* **Given records**:

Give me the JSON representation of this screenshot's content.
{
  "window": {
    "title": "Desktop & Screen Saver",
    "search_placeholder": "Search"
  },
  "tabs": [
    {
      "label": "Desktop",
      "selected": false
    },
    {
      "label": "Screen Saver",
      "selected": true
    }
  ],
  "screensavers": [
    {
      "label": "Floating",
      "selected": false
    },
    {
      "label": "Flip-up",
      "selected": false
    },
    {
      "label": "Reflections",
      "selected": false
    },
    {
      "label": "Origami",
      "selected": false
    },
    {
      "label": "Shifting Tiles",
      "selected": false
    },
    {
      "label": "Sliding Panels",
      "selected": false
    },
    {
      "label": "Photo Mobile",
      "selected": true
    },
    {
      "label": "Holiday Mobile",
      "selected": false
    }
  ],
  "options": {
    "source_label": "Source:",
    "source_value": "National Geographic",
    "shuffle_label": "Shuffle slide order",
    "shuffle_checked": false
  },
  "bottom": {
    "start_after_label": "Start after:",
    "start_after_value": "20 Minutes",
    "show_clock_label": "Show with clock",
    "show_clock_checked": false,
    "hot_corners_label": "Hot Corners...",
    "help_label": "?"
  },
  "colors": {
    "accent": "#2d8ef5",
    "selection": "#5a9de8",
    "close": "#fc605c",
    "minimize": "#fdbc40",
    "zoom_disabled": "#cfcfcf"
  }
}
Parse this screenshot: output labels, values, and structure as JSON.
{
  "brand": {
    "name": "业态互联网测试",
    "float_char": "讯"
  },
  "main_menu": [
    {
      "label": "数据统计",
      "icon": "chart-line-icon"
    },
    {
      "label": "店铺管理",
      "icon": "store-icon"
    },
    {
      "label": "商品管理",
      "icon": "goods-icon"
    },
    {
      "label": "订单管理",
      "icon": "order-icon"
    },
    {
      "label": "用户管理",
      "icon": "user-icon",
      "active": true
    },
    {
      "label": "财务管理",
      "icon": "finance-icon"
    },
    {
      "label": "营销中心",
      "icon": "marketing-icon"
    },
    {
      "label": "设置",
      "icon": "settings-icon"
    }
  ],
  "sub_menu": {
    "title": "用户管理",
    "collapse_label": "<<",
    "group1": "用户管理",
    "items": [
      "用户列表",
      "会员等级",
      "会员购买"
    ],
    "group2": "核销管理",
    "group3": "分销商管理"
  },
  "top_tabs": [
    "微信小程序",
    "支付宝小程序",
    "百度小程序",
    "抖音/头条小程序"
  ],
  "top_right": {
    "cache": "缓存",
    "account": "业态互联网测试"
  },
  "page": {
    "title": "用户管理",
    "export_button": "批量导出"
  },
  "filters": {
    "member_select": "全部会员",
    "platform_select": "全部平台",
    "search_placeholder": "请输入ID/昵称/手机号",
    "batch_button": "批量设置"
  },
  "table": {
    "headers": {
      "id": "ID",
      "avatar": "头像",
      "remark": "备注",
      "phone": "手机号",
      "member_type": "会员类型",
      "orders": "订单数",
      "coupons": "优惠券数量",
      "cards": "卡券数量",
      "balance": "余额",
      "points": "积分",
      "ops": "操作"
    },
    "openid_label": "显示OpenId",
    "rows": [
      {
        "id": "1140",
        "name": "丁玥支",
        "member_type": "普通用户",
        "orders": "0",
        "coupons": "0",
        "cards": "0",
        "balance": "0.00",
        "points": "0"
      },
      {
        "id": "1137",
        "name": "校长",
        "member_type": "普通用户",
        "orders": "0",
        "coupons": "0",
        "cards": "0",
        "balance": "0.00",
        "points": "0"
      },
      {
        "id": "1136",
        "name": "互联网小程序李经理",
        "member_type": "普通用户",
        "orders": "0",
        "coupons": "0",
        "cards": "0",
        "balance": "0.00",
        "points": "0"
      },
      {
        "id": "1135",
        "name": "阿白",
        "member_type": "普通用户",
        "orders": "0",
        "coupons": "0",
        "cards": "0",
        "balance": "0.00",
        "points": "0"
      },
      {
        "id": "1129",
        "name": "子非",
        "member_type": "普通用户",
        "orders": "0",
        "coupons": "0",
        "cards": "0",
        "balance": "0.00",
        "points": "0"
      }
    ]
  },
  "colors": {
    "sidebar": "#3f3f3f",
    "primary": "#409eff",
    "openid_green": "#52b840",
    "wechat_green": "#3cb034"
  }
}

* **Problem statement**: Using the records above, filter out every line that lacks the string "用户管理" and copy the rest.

* **Answer to this problem**:
      "label": "用户管理",
    "title": "用户管理",
    "group1": "用户管理",
    "title": "用户管理",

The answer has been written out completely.